**BRIEF:** Your answer must be the records, copied with no change.

BEGIN EXCERPTED DATA

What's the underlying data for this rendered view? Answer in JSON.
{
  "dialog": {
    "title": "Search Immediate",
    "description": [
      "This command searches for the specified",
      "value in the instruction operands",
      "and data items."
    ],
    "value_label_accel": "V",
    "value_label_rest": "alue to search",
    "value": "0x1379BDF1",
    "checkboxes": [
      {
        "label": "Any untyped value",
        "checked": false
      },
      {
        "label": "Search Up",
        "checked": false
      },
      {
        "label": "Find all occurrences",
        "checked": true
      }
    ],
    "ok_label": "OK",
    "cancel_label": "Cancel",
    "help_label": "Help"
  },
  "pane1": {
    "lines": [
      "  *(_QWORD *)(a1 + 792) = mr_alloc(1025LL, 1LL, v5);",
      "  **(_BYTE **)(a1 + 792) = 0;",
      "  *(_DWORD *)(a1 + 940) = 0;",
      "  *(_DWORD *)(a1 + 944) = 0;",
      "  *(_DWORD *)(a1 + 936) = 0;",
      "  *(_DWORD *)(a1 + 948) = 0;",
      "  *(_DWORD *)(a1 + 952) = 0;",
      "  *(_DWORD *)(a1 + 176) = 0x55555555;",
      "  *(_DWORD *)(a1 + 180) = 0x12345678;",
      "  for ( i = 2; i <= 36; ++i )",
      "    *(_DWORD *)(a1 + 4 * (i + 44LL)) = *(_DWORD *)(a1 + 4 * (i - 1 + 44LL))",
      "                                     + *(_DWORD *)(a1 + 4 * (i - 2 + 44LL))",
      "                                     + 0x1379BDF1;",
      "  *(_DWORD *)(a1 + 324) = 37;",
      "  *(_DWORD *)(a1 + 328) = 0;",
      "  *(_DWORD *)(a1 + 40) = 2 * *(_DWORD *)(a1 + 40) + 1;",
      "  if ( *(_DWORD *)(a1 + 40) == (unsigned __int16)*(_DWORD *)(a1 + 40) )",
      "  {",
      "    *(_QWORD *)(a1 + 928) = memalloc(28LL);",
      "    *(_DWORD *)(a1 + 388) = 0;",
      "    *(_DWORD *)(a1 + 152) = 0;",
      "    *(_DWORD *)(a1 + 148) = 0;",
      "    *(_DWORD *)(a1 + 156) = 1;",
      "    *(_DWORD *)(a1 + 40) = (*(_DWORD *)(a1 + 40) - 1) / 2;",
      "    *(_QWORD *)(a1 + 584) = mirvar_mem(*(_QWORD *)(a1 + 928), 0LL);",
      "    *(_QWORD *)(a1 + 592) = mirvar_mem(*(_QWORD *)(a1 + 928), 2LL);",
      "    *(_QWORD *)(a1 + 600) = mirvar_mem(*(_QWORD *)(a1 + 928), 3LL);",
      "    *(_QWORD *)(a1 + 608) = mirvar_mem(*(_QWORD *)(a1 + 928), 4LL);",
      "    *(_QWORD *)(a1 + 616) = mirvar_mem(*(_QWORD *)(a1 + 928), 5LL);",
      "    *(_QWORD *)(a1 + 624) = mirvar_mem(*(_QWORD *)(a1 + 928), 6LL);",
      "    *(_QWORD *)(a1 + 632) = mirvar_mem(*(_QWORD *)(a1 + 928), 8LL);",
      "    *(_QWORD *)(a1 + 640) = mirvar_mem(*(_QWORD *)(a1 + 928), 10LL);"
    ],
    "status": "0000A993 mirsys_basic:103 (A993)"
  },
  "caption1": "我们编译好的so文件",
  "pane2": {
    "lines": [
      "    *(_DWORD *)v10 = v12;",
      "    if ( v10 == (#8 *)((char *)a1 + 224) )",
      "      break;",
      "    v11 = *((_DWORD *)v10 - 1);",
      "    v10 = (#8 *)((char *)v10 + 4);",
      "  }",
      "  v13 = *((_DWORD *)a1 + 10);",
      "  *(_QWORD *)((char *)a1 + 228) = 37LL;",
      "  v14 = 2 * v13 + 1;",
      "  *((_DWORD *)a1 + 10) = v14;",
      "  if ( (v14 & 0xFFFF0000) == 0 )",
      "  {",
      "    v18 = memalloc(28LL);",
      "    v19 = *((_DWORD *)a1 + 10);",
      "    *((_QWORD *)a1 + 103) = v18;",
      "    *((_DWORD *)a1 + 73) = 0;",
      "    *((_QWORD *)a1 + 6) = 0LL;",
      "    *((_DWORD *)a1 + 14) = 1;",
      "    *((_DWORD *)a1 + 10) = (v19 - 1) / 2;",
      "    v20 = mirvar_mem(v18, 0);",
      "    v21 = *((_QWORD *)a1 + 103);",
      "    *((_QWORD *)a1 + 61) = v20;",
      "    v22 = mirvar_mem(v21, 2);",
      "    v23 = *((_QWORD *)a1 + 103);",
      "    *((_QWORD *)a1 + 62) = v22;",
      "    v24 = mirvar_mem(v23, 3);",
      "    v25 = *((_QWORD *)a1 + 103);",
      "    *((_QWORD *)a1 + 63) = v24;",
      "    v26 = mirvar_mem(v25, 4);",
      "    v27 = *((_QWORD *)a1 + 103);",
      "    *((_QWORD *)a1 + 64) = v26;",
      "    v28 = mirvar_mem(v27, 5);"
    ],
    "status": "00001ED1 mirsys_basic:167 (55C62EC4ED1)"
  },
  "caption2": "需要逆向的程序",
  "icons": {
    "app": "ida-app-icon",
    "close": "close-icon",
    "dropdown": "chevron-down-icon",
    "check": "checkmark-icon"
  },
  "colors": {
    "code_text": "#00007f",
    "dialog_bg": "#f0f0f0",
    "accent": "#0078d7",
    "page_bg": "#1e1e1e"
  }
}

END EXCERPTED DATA

**WORKED SOLUTION:**
What's the underlying data for this rendered view? Answer in JSON.
{
  "dialog": {
    "title": "Search Immediate",
    "description": [
      "This command searches for the specified",
      "value in the instruction operands",
      "and data items."
    ],
    "value_label_accel": "V",
    "value_label_rest": "alue to search",
    "value": "0x1379BDF1",
    "checkboxes": [
      {
        "label": "Any untyped value",
        "checked": false
      },
      {
        "label": "Search Up",
        "checked": false
      },
      {
        "label": "Find all occurrences",
        "checked": true
      }
    ],
    "ok_label": "OK",
    "cancel_label": "Cancel",
    "help_label": "Help"
  },
  "pane1": {
    "lines": [
      "  *(_QWORD *)(a1 + 792) = mr_alloc(1025LL, 1LL, v5);",
      "  **(_BYTE **)(a1 + 792) = 0;",
      "  *(_DWORD *)(a1 + 940) = 0;",
      "  *(_DWORD *)(a1 + 944) = 0;",
      "  *(_DWORD *)(a1 + 936) = 0;",
      "  *(_DWORD *)(a1 + 948) = 0;",
      "  *(_DWORD *)(a1 + 952) = 0;",
      "  *(_DWORD *)(a1 + 176) = 0x55555555;",
      "  *(_DWORD *)(a1 + 180) = 0x12345678;",
      "  for ( i = 2; i <= 36; ++i )",
      "    *(_DWORD *)(a1 + 4 * (i + 44LL)) = *(_DWORD *)(a1 + 4 * (i - 1 + 44LL))",
      "                                     + *(_DWORD *)(a1 + 4 * (i - 2 + 44LL))",
      "                                     + 0x1379BDF1;",
      "  *(_DWORD *)(a1 + 324) = 37;",
      "  *(_DWORD *)(a1 + 328) = 0;",
      "  *(_DWORD *)(a1 + 40) = 2 * *(_DWORD *)(a1 + 40) + 1;",
      "  if ( *(_DWORD *)(a1 + 40) == (unsigned __int16)*(_DWORD *)(a1 + 40) )",
      "  {",
      "    *(_QWORD *)(a1 + 928) = memalloc(28LL);",
      "    *(_DWORD *)(a1 + 388) = 0;",
      "    *(_DWORD *)(a1 + 152) = 0;",
      "    *(_DWORD *)(a1 + 148) = 0;",
      "    *(_DWORD *)(a1 + 156) = 1;",
      "    *(_DWORD *)(a1 + 40) = (*(_DWORD *)(a1 + 40) - 1) / 2;",
      "    *(_QWORD *)(a1 + 584) = mirvar_mem(*(_QWORD *)(a1 + 928), 0LL);",
      "    *(_QWORD *)(a1 + 592) = mirvar_mem(*(_QWORD *)(a1 + 928), 2LL);",
      "    *(_QWORD *)(a1 + 600) = mirvar_mem(*(_QWORD *)(a1 + 928), 3LL);",
      "    *(_QWORD *)(a1 + 608) = mirvar_mem(*(_QWORD *)(a1 + 928), 4LL);",
      "    *(_QWORD *)(a1 + 616) = mirvar_mem(*(_QWORD *)(a1 + 928), 5LL);",
      "    *(_QWORD *)(a1 + 624) = mirvar_mem(*(_QWORD *)(a1 + 928), 6LL);",
      "    *(_QWORD *)(a1 + 632) = mirvar_mem(*(_QWORD *)(a1 + 928), 8LL);",
      "    *(_QWORD *)(a1 + 640) = mirvar_mem(*(_QWORD *)(a1 + 928), 10LL);"
    ],
    "status": "0000A993 mirsys_basic:103 (A993)"
  },
  "caption1": "我们编译好的so文件",
  "pane2": {
    "lines": [
      "    *(_DWORD *)v10 = v12;",
      "    if ( v10 == (#8 *)((char *)a1 + 224) )",
      "      break;",
      "    v11 = *((_DWORD *)v10 - 1);",
      "    v10 = (#8 *)((char *)v10 + 4);",
      "  }",
      "  v13 = *((_DWORD *)a1 + 10);",
      "  *(_QWORD *)((char *)a1 + 228) = 37LL;",
      "  v14 = 2 * v13 + 1;",
      "  *((_DWORD *)a1 + 10) = v14;",
      "  if ( (v14 & 0xFFFF0000) == 0 )",
      "  {",
      "    v18 = memalloc(28LL);",
      "    v19 = *((_DWORD *)a1 + 10);",
      "    *((_QWORD *)a1 + 103) = v18;",
      "    *((_DWORD *)a1 + 73) = 0;",
      "    *((_QWORD *)a1 + 6) = 0LL;",
      "    *((_DWORD *)a1 + 14) = 1;",
      "    *((_DWORD *)a1 + 10) = (v19 - 1) / 2;",
      "    v20 = mirvar_mem(v18, 0);",
      "    v21 = *((_QWORD *)a1 + 103);",
      "    *((_QWORD *)a1 + 61) = v20;",
      "    v22 = mirvar_mem(v21, 2);",
      "    v23 = *((_QWORD *)a1 + 103);",
      "    *((_QWORD *)a1 + 62) = v22;",
      "    v24 = mirvar_mem(v23, 3);",
      "    v25 = *((_QWORD *)a1 + 103);",
      "    *((_QWORD *)a1 + 63) = v24;",
      "    v26 = mirvar_mem(v25, 4);",
      "    v27 = *((_QWORD *)a1 + 103);",
      "    *((_QWORD *)a1 + 64) = v26;",
      "    v28 = mirvar_mem(v27, 5);"
    ],
    "status": "00001ED1 mirsys_basic:167 (55C62EC4ED1)"
  },
  "caption2": "需要逆向的程序",
  "icons": {
    "app": "ida-app-icon",
    "close": "close-icon",
    "dropdown": "chevron-down-icon",
    "check": "checkmark-icon"
  },
  "colors": {
    "code_text": "#00007f",
    "dialog_bg": "#f0f0f0",
    "accent": "#0078d7",
    "page_bg": "#1e1e1e"
  }
}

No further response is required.